Generally, a fiber belongs to a (parent) thread, like a thread belongs to a (parent) process. Fibers are a concurrency concept, but are not truly parallel. They are not meant to take advantage of multiple CPUs or cores but to better utilize the resources of a thread/process by moving various tasks into separate fibers (separate execution paths) and processing one task when another has to wait for I/O.

Just to remove any confusion, coroutines and fibers generally refer to the same thing.
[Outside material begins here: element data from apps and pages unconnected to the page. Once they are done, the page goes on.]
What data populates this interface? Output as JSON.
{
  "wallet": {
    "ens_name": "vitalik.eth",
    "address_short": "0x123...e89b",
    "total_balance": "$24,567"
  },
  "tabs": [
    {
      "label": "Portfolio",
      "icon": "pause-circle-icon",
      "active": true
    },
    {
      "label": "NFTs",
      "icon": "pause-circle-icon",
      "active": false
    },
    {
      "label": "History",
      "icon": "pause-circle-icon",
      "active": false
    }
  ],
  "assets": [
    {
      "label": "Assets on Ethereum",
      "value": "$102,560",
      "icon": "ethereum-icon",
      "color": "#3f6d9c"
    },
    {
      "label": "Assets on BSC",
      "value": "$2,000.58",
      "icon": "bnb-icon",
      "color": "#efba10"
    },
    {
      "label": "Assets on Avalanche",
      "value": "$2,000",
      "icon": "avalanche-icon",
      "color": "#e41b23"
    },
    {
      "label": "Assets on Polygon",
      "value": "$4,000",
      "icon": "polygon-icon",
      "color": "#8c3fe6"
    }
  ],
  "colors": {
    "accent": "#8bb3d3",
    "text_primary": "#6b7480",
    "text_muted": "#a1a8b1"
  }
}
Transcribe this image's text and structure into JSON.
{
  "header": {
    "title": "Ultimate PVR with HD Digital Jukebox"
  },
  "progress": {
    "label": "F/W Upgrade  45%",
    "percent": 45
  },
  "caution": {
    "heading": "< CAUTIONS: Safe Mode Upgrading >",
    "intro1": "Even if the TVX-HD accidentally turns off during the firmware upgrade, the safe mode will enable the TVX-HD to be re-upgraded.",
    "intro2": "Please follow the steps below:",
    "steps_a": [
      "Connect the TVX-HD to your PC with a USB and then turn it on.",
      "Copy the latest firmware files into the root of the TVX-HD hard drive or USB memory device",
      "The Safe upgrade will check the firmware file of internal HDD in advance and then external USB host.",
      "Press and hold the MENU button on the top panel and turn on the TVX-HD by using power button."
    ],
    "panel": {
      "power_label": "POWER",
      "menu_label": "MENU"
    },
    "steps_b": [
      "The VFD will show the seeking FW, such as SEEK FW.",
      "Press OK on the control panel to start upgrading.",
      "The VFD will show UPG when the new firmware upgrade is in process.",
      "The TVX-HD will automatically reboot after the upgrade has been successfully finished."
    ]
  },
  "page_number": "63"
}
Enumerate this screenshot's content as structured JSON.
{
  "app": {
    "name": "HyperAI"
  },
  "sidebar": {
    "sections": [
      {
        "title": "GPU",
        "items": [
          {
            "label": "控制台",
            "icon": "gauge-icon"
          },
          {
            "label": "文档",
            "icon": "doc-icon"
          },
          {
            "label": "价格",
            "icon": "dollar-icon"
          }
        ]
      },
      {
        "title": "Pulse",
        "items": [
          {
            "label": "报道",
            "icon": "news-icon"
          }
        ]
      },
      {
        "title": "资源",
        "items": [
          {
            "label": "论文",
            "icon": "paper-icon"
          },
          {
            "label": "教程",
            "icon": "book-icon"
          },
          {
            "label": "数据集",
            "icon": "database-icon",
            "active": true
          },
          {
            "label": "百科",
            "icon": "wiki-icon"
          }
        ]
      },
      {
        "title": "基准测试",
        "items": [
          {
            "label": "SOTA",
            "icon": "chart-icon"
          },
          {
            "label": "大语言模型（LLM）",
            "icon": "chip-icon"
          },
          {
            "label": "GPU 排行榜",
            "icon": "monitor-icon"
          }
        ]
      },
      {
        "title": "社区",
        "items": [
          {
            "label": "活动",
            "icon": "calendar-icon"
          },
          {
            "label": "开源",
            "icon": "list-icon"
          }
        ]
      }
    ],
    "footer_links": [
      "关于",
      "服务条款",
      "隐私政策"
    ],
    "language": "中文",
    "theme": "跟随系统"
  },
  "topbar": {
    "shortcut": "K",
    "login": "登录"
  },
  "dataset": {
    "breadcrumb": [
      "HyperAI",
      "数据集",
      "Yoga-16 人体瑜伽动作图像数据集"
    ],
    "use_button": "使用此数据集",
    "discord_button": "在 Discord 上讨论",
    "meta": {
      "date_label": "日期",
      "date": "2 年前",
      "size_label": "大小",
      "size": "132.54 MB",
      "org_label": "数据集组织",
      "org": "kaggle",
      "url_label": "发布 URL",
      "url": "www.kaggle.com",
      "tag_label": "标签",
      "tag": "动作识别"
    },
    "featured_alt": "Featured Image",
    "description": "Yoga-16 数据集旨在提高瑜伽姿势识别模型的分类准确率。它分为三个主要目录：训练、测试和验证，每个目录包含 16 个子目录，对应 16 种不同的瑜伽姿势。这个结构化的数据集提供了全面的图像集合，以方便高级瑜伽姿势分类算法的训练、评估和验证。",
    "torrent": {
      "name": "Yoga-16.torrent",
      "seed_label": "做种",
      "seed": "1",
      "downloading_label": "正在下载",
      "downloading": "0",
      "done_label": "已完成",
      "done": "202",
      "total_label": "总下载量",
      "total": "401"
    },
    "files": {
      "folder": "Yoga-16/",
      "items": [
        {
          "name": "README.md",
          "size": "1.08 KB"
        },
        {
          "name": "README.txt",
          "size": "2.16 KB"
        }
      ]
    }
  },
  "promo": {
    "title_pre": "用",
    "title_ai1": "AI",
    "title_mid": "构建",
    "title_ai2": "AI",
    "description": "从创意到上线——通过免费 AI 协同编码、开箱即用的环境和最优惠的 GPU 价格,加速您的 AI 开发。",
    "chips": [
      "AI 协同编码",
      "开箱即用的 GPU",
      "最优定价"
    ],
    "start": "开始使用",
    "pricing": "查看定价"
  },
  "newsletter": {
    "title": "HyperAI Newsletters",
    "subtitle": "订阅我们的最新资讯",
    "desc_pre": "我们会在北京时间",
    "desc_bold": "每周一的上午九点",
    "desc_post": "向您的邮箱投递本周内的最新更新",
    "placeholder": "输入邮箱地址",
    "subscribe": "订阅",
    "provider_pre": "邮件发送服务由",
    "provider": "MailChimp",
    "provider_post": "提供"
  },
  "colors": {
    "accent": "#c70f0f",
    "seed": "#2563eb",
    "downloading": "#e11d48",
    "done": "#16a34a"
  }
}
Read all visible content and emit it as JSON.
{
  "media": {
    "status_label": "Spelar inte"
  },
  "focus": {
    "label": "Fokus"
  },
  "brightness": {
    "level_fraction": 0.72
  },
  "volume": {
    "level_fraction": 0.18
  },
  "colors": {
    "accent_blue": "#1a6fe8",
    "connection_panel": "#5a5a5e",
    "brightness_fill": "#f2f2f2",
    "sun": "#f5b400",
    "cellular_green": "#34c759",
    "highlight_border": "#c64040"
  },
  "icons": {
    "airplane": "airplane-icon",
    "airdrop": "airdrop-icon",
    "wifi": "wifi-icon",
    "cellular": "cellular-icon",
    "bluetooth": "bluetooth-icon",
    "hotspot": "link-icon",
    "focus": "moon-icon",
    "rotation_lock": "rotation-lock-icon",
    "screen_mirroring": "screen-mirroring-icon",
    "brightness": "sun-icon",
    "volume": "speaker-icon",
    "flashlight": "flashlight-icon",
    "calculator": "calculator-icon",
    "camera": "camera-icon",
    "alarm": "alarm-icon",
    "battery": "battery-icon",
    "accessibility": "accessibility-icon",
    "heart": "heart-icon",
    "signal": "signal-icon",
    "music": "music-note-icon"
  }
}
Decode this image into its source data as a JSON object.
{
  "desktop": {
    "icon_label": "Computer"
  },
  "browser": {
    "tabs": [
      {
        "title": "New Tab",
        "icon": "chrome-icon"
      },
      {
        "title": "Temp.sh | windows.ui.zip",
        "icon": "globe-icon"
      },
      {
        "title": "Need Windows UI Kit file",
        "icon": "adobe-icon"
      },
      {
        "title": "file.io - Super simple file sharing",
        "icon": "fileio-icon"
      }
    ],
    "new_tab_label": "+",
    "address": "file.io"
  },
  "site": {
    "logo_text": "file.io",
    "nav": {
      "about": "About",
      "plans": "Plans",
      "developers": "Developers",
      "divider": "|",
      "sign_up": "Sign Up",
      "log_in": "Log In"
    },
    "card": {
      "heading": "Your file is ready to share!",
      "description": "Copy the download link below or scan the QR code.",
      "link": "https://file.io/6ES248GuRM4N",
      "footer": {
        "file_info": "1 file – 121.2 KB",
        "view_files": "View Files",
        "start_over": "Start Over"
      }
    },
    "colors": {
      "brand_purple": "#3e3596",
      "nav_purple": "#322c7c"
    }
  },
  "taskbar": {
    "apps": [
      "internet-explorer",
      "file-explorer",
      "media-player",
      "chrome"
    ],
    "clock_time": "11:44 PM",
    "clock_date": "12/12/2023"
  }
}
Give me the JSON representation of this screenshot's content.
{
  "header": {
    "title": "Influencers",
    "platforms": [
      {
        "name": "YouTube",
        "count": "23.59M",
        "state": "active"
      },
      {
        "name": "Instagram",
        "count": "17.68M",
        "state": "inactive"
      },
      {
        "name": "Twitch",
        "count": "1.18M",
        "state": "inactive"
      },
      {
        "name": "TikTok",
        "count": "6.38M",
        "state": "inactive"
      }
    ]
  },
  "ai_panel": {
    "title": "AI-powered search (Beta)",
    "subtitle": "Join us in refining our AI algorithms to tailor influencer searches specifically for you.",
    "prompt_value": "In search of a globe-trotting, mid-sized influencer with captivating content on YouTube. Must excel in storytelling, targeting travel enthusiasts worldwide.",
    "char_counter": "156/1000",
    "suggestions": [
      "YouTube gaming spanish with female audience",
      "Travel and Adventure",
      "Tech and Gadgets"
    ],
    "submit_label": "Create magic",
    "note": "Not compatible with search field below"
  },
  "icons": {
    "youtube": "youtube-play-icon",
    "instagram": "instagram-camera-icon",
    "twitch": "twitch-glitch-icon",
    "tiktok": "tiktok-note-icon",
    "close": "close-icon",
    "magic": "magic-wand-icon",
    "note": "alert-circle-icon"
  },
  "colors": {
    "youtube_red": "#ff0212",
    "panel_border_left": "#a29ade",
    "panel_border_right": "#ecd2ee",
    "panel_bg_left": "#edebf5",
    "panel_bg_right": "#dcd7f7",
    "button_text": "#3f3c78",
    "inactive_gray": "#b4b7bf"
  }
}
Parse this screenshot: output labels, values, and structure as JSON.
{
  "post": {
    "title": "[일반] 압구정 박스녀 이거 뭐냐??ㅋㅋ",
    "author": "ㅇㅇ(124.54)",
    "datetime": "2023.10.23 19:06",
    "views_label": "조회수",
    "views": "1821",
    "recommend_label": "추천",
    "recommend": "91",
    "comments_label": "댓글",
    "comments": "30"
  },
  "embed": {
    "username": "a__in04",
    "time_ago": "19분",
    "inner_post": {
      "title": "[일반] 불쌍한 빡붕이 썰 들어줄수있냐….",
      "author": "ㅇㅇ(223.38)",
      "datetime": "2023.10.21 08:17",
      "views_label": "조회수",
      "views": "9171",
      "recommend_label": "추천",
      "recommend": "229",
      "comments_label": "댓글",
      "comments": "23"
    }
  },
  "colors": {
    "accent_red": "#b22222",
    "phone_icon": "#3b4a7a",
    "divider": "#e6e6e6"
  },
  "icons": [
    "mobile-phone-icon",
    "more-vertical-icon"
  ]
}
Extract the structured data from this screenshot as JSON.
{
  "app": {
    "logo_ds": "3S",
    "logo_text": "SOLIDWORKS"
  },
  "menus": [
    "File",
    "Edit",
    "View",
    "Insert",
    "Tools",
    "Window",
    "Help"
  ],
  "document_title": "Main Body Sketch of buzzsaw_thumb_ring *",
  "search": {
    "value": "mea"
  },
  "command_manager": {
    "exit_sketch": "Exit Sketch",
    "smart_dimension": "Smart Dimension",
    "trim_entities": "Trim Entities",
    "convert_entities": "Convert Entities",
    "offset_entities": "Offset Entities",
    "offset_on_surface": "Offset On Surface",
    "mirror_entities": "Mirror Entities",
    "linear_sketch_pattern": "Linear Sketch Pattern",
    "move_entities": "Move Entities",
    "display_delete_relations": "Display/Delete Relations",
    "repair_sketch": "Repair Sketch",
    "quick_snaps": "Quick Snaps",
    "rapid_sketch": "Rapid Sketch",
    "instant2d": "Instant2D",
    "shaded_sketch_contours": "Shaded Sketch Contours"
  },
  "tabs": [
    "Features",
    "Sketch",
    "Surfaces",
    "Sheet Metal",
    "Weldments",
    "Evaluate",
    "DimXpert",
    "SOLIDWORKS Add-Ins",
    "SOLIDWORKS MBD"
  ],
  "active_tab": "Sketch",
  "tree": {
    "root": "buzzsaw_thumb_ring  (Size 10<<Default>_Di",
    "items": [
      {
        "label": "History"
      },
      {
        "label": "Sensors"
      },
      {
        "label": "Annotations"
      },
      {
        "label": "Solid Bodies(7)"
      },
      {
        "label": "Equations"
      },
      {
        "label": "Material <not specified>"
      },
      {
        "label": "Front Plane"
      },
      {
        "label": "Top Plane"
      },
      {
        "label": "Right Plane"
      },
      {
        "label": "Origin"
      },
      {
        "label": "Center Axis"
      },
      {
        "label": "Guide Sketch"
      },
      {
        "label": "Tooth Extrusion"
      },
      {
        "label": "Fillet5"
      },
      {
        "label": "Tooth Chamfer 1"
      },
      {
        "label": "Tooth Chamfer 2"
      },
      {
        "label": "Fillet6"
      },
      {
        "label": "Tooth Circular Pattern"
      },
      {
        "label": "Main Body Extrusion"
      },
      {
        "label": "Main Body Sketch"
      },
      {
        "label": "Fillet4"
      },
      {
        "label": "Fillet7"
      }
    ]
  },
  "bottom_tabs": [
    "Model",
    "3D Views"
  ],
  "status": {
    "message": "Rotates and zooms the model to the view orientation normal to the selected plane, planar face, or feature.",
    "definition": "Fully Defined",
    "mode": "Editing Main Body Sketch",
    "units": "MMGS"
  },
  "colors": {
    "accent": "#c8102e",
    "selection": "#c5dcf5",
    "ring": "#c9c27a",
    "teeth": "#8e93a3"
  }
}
The former when a programming language construct and the latter when a system construct.

If you want a deeper understanding on how asynchronous programming is implemented in PHP, you can have a look in this older post, which contains a basic description of how event loops work in ReactPHP. To go even deeper, you need to study PHP socket programming (maybe, have a look at “The PHP Socket Programming Handbook” by Christoph Hochstrasser) and I/O event notification facilities provided by Linux (e.g epoll).

Swoole installation

Let’s see one way to install PHP 7.4 alongside the Swoole extension to Ubuntu.

apt-get update

apt-get install software-properties-common
apt-get install build-essential curl
add-apt-repository ppa:ondrej/php
apt-get update
apt -y install php7.4
apt -y install php7.4-dev
apt -y install php7.4-mbstring libcurl4-openssl-dev

// For Composer
apt-get install zip unzip php7.4-curl

// Install Composer following official instructions

// Update Composer
composer self-update

php -v

apt -y install php-pear
pecl install swoole

Enable Swoole PHP extension

// Locate php.ini file  (e.g /etc/php/7.4/cli/php.ini )
php -i | grep php.ini

Check Swoole extension configuration:

php --ri swoole

Check all running PHP processes

ps aux

Kill all PHP processes
(in case you want to modify php.ini)

kill $(ps aux | grep 'php' | awk '{print $2}')

Add Swoole support to your IDE

Swoole IDE Helper:

Defining a coroutine context

The code samples of asynchronous calls that we will provide in the second part should be included in some coroutine context. Providing a coroutine context can be done in 2 main ways. Either by a stand-alone script (outside the context of a web server) that would contain a top-level coroutine wrapper:

// myscript.php

require_once 'vendor/autoload.php';

go(function () {
    // Your asynchronous code goes here

or through the request handling function of a Swoole web server:

// my_swoole_server.php

require_once 'vendor/autoload.php';

use Swoole\Http\Request as SwooleRequest;
use Swoole\Http\Response as SwooleResponse;

// Create the http server object
$http_server = new Swoole\Http\Server("", 9503);

// Define the function that handles each request 
$onRequest = function (SwooleRequest $request, SwooleResponse $response) use ($http_server) {
    // Your asynchronous code goes here

// Configure your sevrer 
    'daemonize' => 1,
    'log_level' => 1,
    'log_file'  => '/var/log/swoole.log'

// Register the event of request
$http_server->on('request', $onRequest);

// Start the server


The swoole doesn’t support the set_exception_handler function. If there is the logic of throwing exception in your code, it must add the try/catch in the very beginning of callback function.

Otherwise, Swoole will catch the exception, log it in the server log file and server execution will continue. For example, if it is a HTTP server, a 500 response will automatically returned by Swoole HTTP server.

Some resources

Swoole Chinese Wiki:
(This is the original source of information. It is quite readable using google translate and contains some useful information that cannot be found in the english Wiki)

Swoole English Wiki:

Swoole code:

Swoole examples: